Scientist of the Day - George Stephenson
George Stephenson, a British engineer, was born June 9, 1781. Stephenson was as responsible as anyone for the Golden Age of the Railroad, which began when the Liverpool and Manchester Railway opened in the fall of 1830. Stephenson had been building steam locomotives for fifteen years for the collieries (coal mines) of Killingworth, and the idea of shipping not just coal, but passengers and freight, between port cites and manufacturing cities was largely Stephenson's. His firm arranged for (and won) the famous Rainhill Trials in 1829, when a Stephenson locomotive, the Rocket (designed by his son Robert) showed that a moving steam locomotive was superior to a standing engine, or a team of horses, in moving carriages by rail.
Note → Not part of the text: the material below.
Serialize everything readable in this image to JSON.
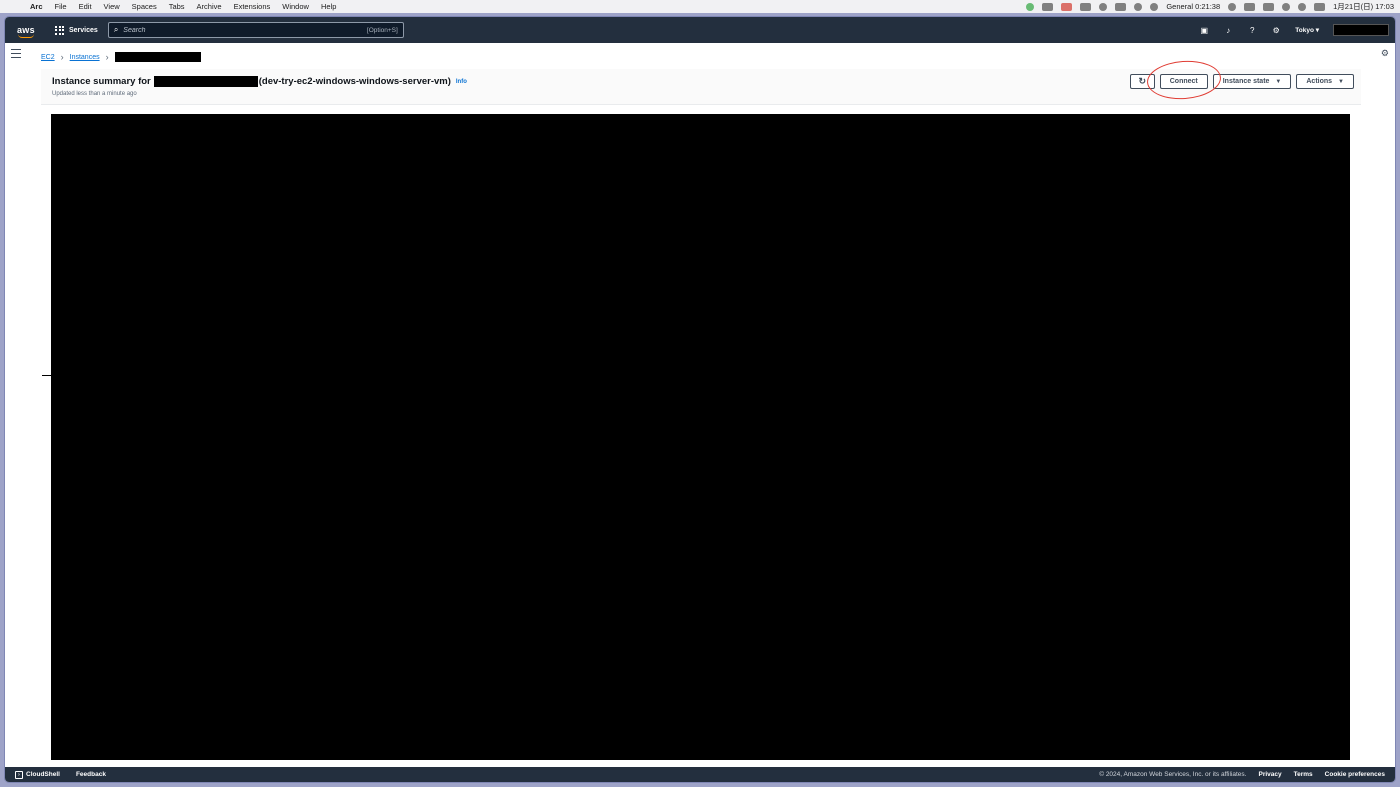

Stephenson was also largely responsible for the establishment of Mechanical Engineering as a discipline separate from Civil Engineering, serving as the first president of the Institution of Mechanical Engineers, which was founded in 1847. And it is also Stephenson that you have to blame for the fact that the worldwide standard railway gauge is 4 feet 8 1/2 inches. The images above all commemorate opening day of the Liverpool and Manchester Railway, Sep. 15, 1830, showing the first train (first image); Wapping tunnel (second image), the crossing of Chat Moss, an extensive peat bog (third image), and the Rocket, as it sits on display today in the Science Museum in London (fourth image). There is a substantial section on Stephenson, the Rainhill Trials. and the Liverpool and Manchester Railway in Bruce Bradley’s pamphlet for the Library’s 2008 exhibition: Locomotion: Railroads in the Early Age of Steam; the Rocket is on the front cover (fifth image). Dr. William B. Ashworth, Jr., Consultant for the History of Science, Linda Hall Library and Associate Professor, Department of History, University of Missouri-Kansas City. Comments or corrections are welcome; please direct to email@example.com.